As Texas Senate Bill 18 went into effect after the 86th Texas Legislature, free speech on college campuses may go through changes.
The bill, which went into effect on Sept. 1, requires public institutions of higher education to ensure that enrolled students can take part in free an uninhibited debate and deliberations on and off campus, according to the LegiScan website. These institutions also have to recognize freedom of speech as a fundamental right.
Matt Gregory, Dean of Students in the Tech Office of the Dean of Students, said technically Tech does not have a free speech area.
“Prior to the Senate bill being passed in this past legislative session, we had five or six designated speech areas that were considered areas for expressed activities where a speaker or student could go to those areas and speak and profess whatever they wanted to,” he said. “With the passing of the expressive activities bill, all of these areas are gone.”
An expressive activities policy calls for any outdoor common space on the main campus to be a speech zone, Gregory said. There are no longer restrictions on whether someone is able to participate in free speech and the free exchange of debate and ideas outside of the free speech area.
“If they were outside of the free speech areas, they were not allowed to setup and start talking or speaking," he said. "We would have to relocate them to the free speech area. Now, there are some limitations and restrictions called time, place and manner restrictions that govern the outdoor speech area. One example would be amplified devices to amplify a voice. It has to be handheld and quieter than 80 decibels.”
Now, the free speech area is considered common ground like everywhere else on campus, Gregory said.
“The new law makes it to where, as an institution, it doesn’t matter anymore about where the person expresses their freedom of speech as long as it doesn’t block an entrance or egress or interferes with public safety, or the activity interferes with someone else’s ability to express their free speech,” Gregory said.
Currently, protests can happen in common outdoor areas, not just the free speech area, Gregory said. No open flames and no signs bigger than three by three feet are allowed, and protests cannot block walkways or streets or cause a safety concern where people can be injured
There is a national organization that focuses on freedom of speech on campuses, that says, “fight speech with speech,” Gregory said. If there is a speech that offends a student, one can speak out against that speech and use his or her own voice for empowerment.
“When I have students who come in and say that there was someone on campus who was saying stuff that I don’t believe in," he said. "I always encourage them, one, you don’t have to listen to it, two, let us know about it just in case there is a health or safety concern with it, three. you can use your voice and the voice of fellow students to speak out against their speech. Fight speech with speech."
David Ibukunoluwa, a sophomore mechanical engineering student from Lagos, Nigeria, said he has never used the free speech area for a speech or event. He said he knew there was a designated free speech area but did not know it was different from areas outside of the campus free speech area.

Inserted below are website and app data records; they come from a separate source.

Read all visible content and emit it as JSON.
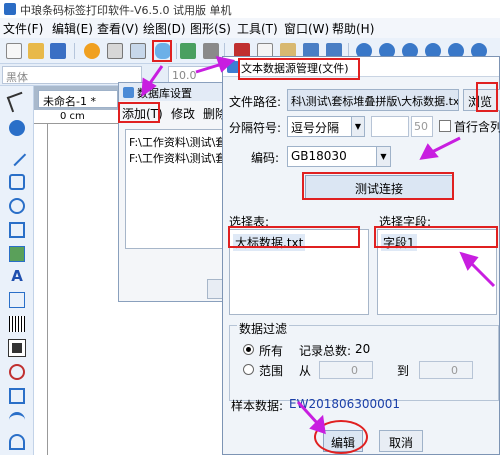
{
  "app": {
    "title": "中琅条码标签打印软件-V6.5.0 试用版 单机"
  },
  "menu": [
    "文件(F)",
    "编辑(E)",
    "查看(V)",
    "绘图(D)",
    "图形(S)",
    "工具(T)",
    "窗口(W)",
    "帮助(H)"
  ],
  "formatbar": {
    "font": "黑体",
    "size": "10.0"
  },
  "document": {
    "tab_label": "未命名-1 *",
    "ruler_zero": "0 cm"
  },
  "db_dialog": {
    "title": "数据库设置",
    "add_label": "添加(T)",
    "modify_label": "修改",
    "delete_label": "删除",
    "sources": [
      "F:\\工作资料\\测试\\套",
      "F:\\工作资料\\测试\\套"
    ]
  },
  "tds_dialog": {
    "title": "文本数据源管理(文件)",
    "path_label": "文件路径:",
    "path_value": "科\\测试\\套标堆叠拼版\\大标数据.txt",
    "browse_label": "浏览",
    "separator_label": "分隔符号:",
    "separator_value": "逗号分隔",
    "separator_spin": "50",
    "first_row_label": "首行含列名",
    "encoding_label": "编码:",
    "encoding_value": "GB18030",
    "test_label": "测试连接",
    "table_label": "选择表:",
    "table_selected": "大标数据.txt",
    "field_label": "选择字段:",
    "field_selected": "字段1",
    "filter_label": "数据过滤",
    "all_label": "所有",
    "total_label": "记录总数:",
    "total_value": "20",
    "range_label": "范围",
    "from_label": "从",
    "from_value": "0",
    "to_label": "到",
    "to_value": "0",
    "sample_label": "样本数据:",
    "sample_value": "EW201806300001",
    "edit_label": "编辑",
    "cancel_label": "取消"
  },
  "colors": {
    "highlight": "#e02020",
    "arrow": "#c81ee0",
    "accent": "#3d7ed3"
  }
}
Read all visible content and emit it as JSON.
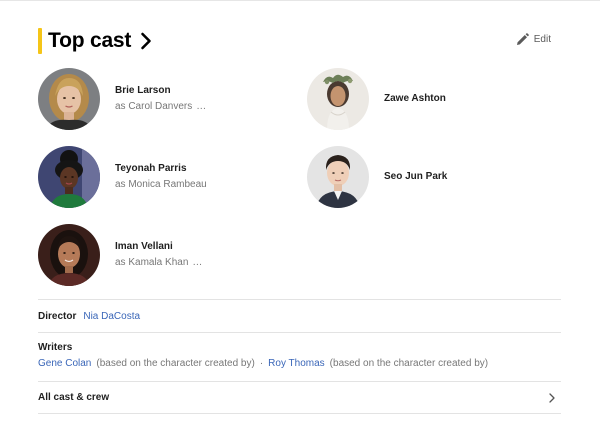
{
  "header": {
    "title": "Top cast",
    "edit_label": "Edit",
    "accent_color": "#f5c518"
  },
  "cast": [
    {
      "actor": "Brie Larson",
      "role": "as Carol Danvers",
      "has_more": true,
      "icon": "portrait-blonde-woman"
    },
    {
      "actor": "Zawe Ashton",
      "role": "",
      "has_more": false,
      "icon": "portrait-woman-floral-crown"
    },
    {
      "actor": "Teyonah Parris",
      "role": "as Monica Rambeau",
      "has_more": false,
      "icon": "portrait-woman-curly-hair"
    },
    {
      "actor": "Seo Jun Park",
      "role": "",
      "has_more": false,
      "icon": "portrait-man-suit"
    },
    {
      "actor": "Iman Vellani",
      "role": "as Kamala Khan",
      "has_more": true,
      "icon": "portrait-young-woman-dark-hair"
    }
  ],
  "more_marker": "…",
  "director": {
    "label": "Director",
    "name": "Nia DaCosta"
  },
  "writers": {
    "label": "Writers",
    "separator": "·",
    "items": [
      {
        "name": "Gene Colan",
        "note": "(based on the character created by)"
      },
      {
        "name": "Roy Thomas",
        "note": "(based on the character created by)"
      }
    ]
  },
  "all_cast": {
    "label": "All cast & crew"
  },
  "colors": {
    "link": "#3a66b8",
    "muted": "#777777",
    "divider": "#e3e3e3"
  }
}
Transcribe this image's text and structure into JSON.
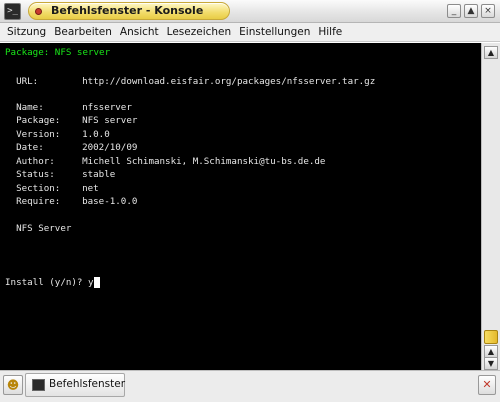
{
  "window": {
    "title": "Befehlsfenster - Konsole",
    "buttons": {
      "minimize": "_",
      "maximize": "▲",
      "close": "×"
    }
  },
  "menu": [
    "Sitzung",
    "Bearbeiten",
    "Ansicht",
    "Lesezeichen",
    "Einstellungen",
    "Hilfe"
  ],
  "terminal": {
    "header": "Package: NFS server",
    "url_label": "URL:",
    "url_value": "http://download.eisfair.org/packages/nfsserver.tar.gz",
    "fields": [
      {
        "label": "Name:",
        "value": "nfsserver"
      },
      {
        "label": "Package:",
        "value": "NFS server"
      },
      {
        "label": "Version:",
        "value": "1.0.0"
      },
      {
        "label": "Date:",
        "value": "2002/10/09"
      },
      {
        "label": "Author:",
        "value": "Michell Schimanski, M.Schimanski@tu-bs.de.de"
      },
      {
        "label": "Status:",
        "value": "stable"
      },
      {
        "label": "Section:",
        "value": "net"
      },
      {
        "label": "Require:",
        "value": "base-1.0.0"
      }
    ],
    "description": "NFS Server",
    "prompt": "Install (y/n)? ",
    "input": "y"
  },
  "tabs": [
    {
      "label": "Befehlsfenster"
    }
  ],
  "colors": {
    "terminal_bg": "#000000",
    "terminal_fg": "#e6e6e6",
    "header_green": "#19e619",
    "title_yellow": "#f2dc6a"
  }
}
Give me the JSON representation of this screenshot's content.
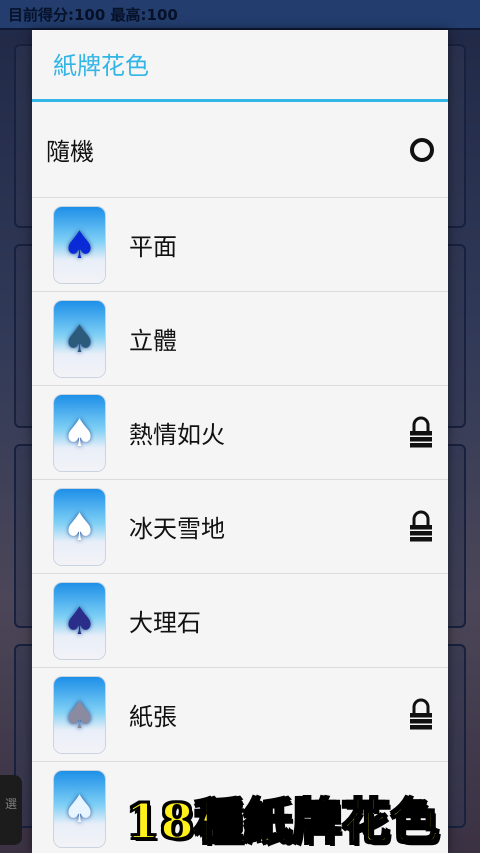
{
  "topbar": {
    "score_label": "目前得分:",
    "score": "100",
    "best_label": "最高:",
    "best": "100"
  },
  "side_button": "選",
  "dialog": {
    "title": "紙牌花色",
    "random_label": "隨機",
    "items": [
      {
        "label": "平面",
        "locked": false,
        "spade_color": "#0a2ad8"
      },
      {
        "label": "立體",
        "locked": false,
        "spade_color": "#2b5a7a"
      },
      {
        "label": "熱情如火",
        "locked": true,
        "spade_color": "#ffffff"
      },
      {
        "label": "冰天雪地",
        "locked": true,
        "spade_color": "#ffffff"
      },
      {
        "label": "大理石",
        "locked": false,
        "spade_color": "#2a2e8a"
      },
      {
        "label": "紙張",
        "locked": true,
        "spade_color": "#8a8aa0"
      },
      {
        "label": "",
        "locked": false,
        "spade_color": "#e8f4ff"
      }
    ]
  },
  "promo_text": "18種紙牌花色",
  "colors": {
    "accent": "#33b5e5",
    "promo_yellow": "#ffef1a"
  }
}
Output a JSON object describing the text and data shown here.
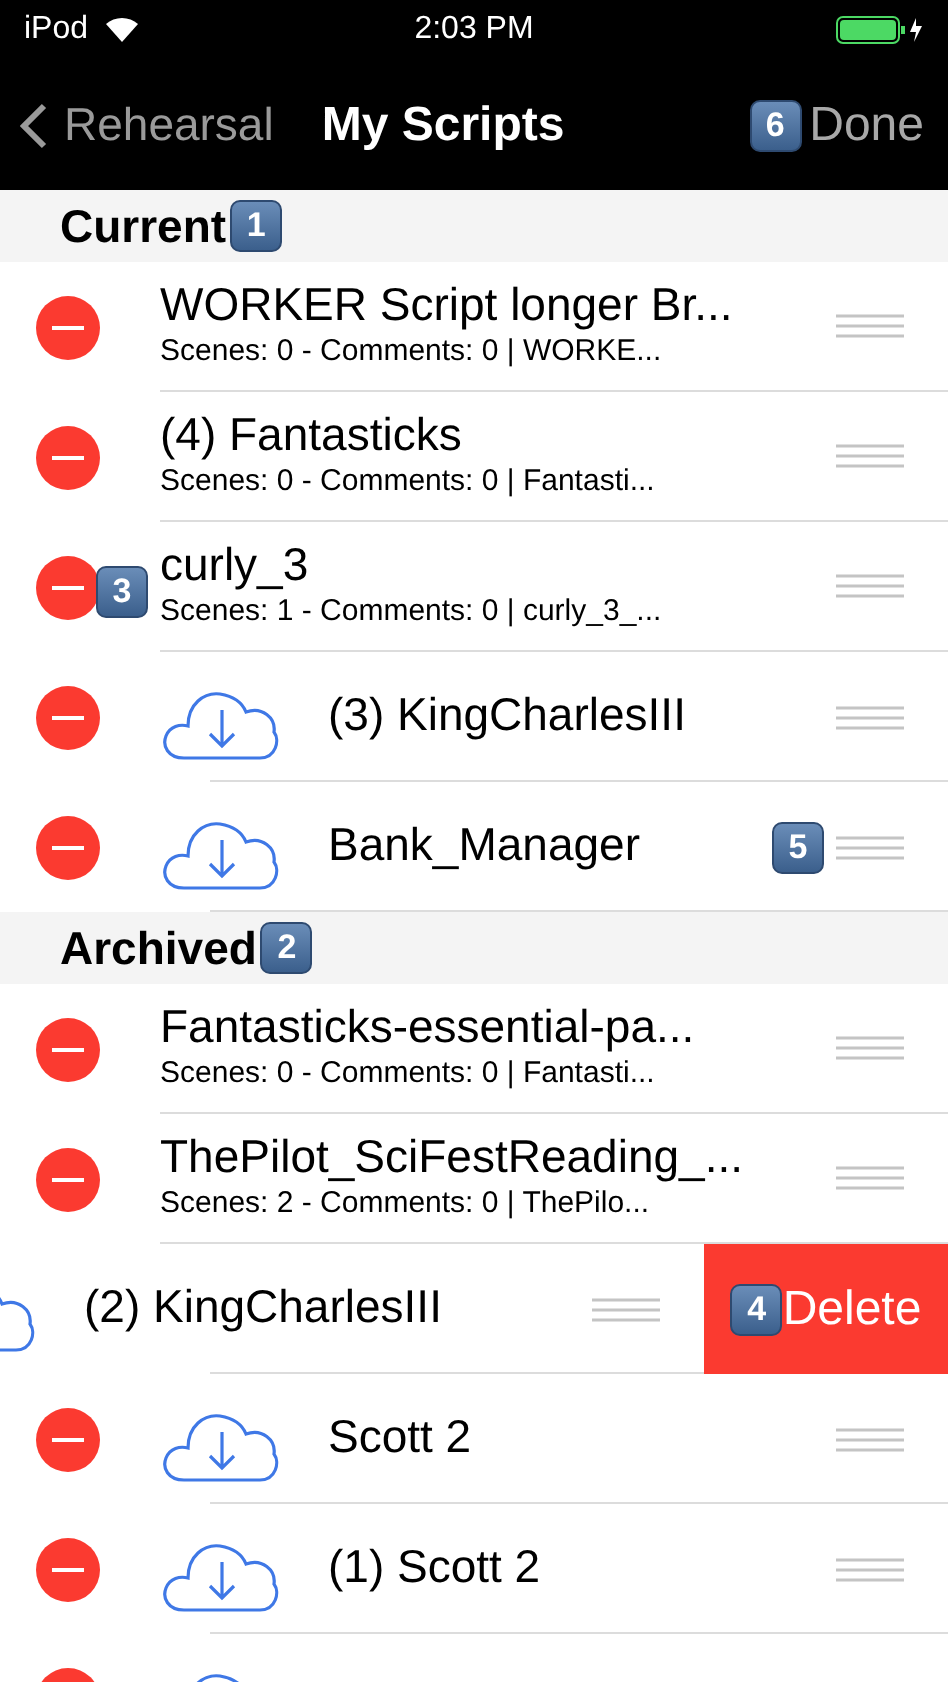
{
  "status_bar": {
    "carrier": "iPod",
    "time": "2:03 PM"
  },
  "nav": {
    "back": "Rehearsal",
    "title": "My Scripts",
    "done_badge": "6",
    "done": "Done"
  },
  "sections": [
    {
      "title": "Current",
      "badge": "1",
      "rows": [
        {
          "kind": "detail",
          "title": "WORKER Script longer Br...",
          "subtitle": "Scenes: 0 - Comments: 0 | WORKE...",
          "swiped": false
        },
        {
          "kind": "detail",
          "title": "(4) Fantasticks",
          "subtitle": "Scenes: 0 - Comments: 0 | Fantasti...",
          "swiped": false
        },
        {
          "kind": "detail",
          "title": "curly_3",
          "subtitle": "Scenes: 1 - Comments: 0 | curly_3_...",
          "swiped": false,
          "delete_badge": "3"
        },
        {
          "kind": "cloud",
          "title": "(3) KingCharlesIII",
          "swiped": false
        },
        {
          "kind": "cloud",
          "title": "Bank_Manager",
          "swiped": false,
          "reorder_badge": "5"
        }
      ]
    },
    {
      "title": "Archived",
      "badge": "2",
      "rows": [
        {
          "kind": "detail",
          "title": "Fantasticks-essential-pa...",
          "subtitle": "Scenes: 0 - Comments: 0 | Fantasti...",
          "swiped": false
        },
        {
          "kind": "detail",
          "title": "ThePilot_SciFestReading_...",
          "subtitle": "Scenes: 2 - Comments: 0 | ThePilo...",
          "swiped": false
        },
        {
          "kind": "cloud",
          "title": "(2) KingCharlesIII",
          "swiped": true,
          "action": "Delete",
          "action_badge": "4"
        },
        {
          "kind": "cloud",
          "title": "Scott 2",
          "swiped": false
        },
        {
          "kind": "cloud",
          "title": "(1) Scott 2",
          "swiped": false
        },
        {
          "kind": "cloud",
          "swiped": false
        }
      ]
    }
  ]
}
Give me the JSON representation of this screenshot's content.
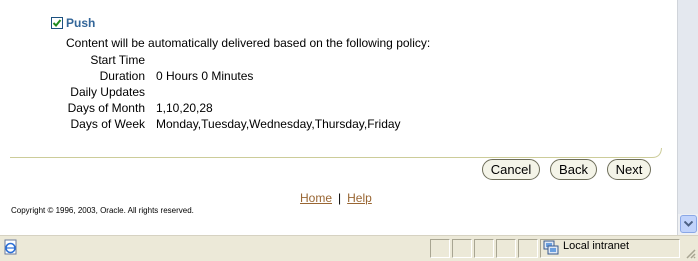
{
  "push": {
    "label": "Push",
    "checked": true,
    "description": "Content will be automatically delivered based on the following policy:"
  },
  "policy": [
    {
      "label": "Start Time",
      "value": ""
    },
    {
      "label": "Duration",
      "value": "0 Hours 0 Minutes"
    },
    {
      "label": "Daily Updates",
      "value": ""
    },
    {
      "label": "Days of Month",
      "value": "1,10,20,28"
    },
    {
      "label": "Days of Week",
      "value": "Monday,Tuesday,Wednesday,Thursday,Friday"
    }
  ],
  "buttons": {
    "cancel": "Cancel",
    "back": "Back",
    "next": "Next"
  },
  "footer": {
    "home": "Home",
    "separator": "|",
    "help": "Help",
    "copyright": "Copyright © 1996, 2003, Oracle. All rights reserved."
  },
  "statusbar": {
    "zone": "Local intranet"
  },
  "colors": {
    "accent": "#336699",
    "link": "#996633",
    "divider": "#cccc99",
    "button_bg": "#f4f4e8",
    "statusbar_bg": "#ece9d8"
  }
}
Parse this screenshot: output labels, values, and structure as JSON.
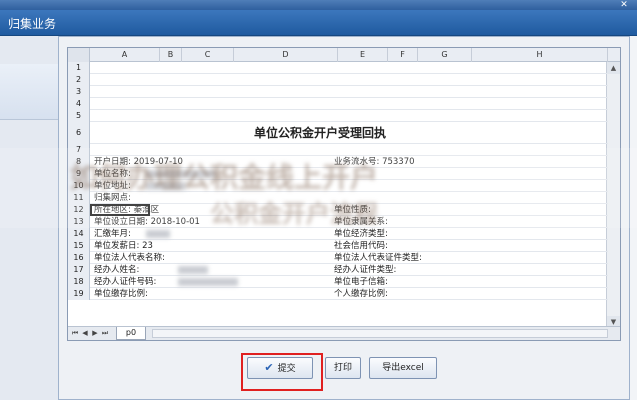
{
  "window": {
    "tab_title": "归集业务"
  },
  "sheet": {
    "columns": [
      "A",
      "B",
      "C",
      "D",
      "E",
      "F",
      "G",
      "H"
    ],
    "row_numbers": [
      "1",
      "2",
      "3",
      "4",
      "5",
      "6",
      "7",
      "8",
      "9",
      "10",
      "11",
      "12",
      "13",
      "14",
      "15",
      "16",
      "17",
      "18",
      "19"
    ],
    "title": "单位公积金开户受理回执",
    "fields": {
      "r8_left": "开户日期:   2019-07-10",
      "r8_right": "业务流水号: 753370",
      "r9_left": "单位名称:",
      "r10_left": "单位地址:",
      "r11_left": "归集网点:",
      "r12_left": "所在地区:   秦淮区",
      "r12_right": "单位性质:",
      "r13_left": "单位设立日期:   2018-10-01",
      "r13_right": "单位隶属关系:",
      "r14_left": "汇缴年月:",
      "r14_right": "单位经济类型:",
      "r15_left": "单位发薪日:   23",
      "r15_right": "社会信用代码:",
      "r16_left": "单位法人代表名称:",
      "r16_right": "单位法人代表证件类型:",
      "r17_left": "经办人姓名:",
      "r17_right": "经办人证件类型:",
      "r18_left": "经办人证件号码:",
      "r18_right": "单位电子信箱:",
      "r19_left": "单位缴存比例:",
      "r19_right": "个人缴存比例:"
    },
    "sheet_tab": "p0"
  },
  "buttons": {
    "submit": "提交",
    "print": "打印",
    "export": "导出excel"
  },
  "overlay": {
    "line1": "如何办理公积金线上开户",
    "line2": "公积金开户流程"
  }
}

“I think it will be problematic that the whole campus will be opened up because the free speech area has a designated spot, and things can be organized,” Ibukunoluwa said. “If they are allowed everywhere on campus without clear validation, then that might cause unnecessary stress on the students actively trying to avoid them.”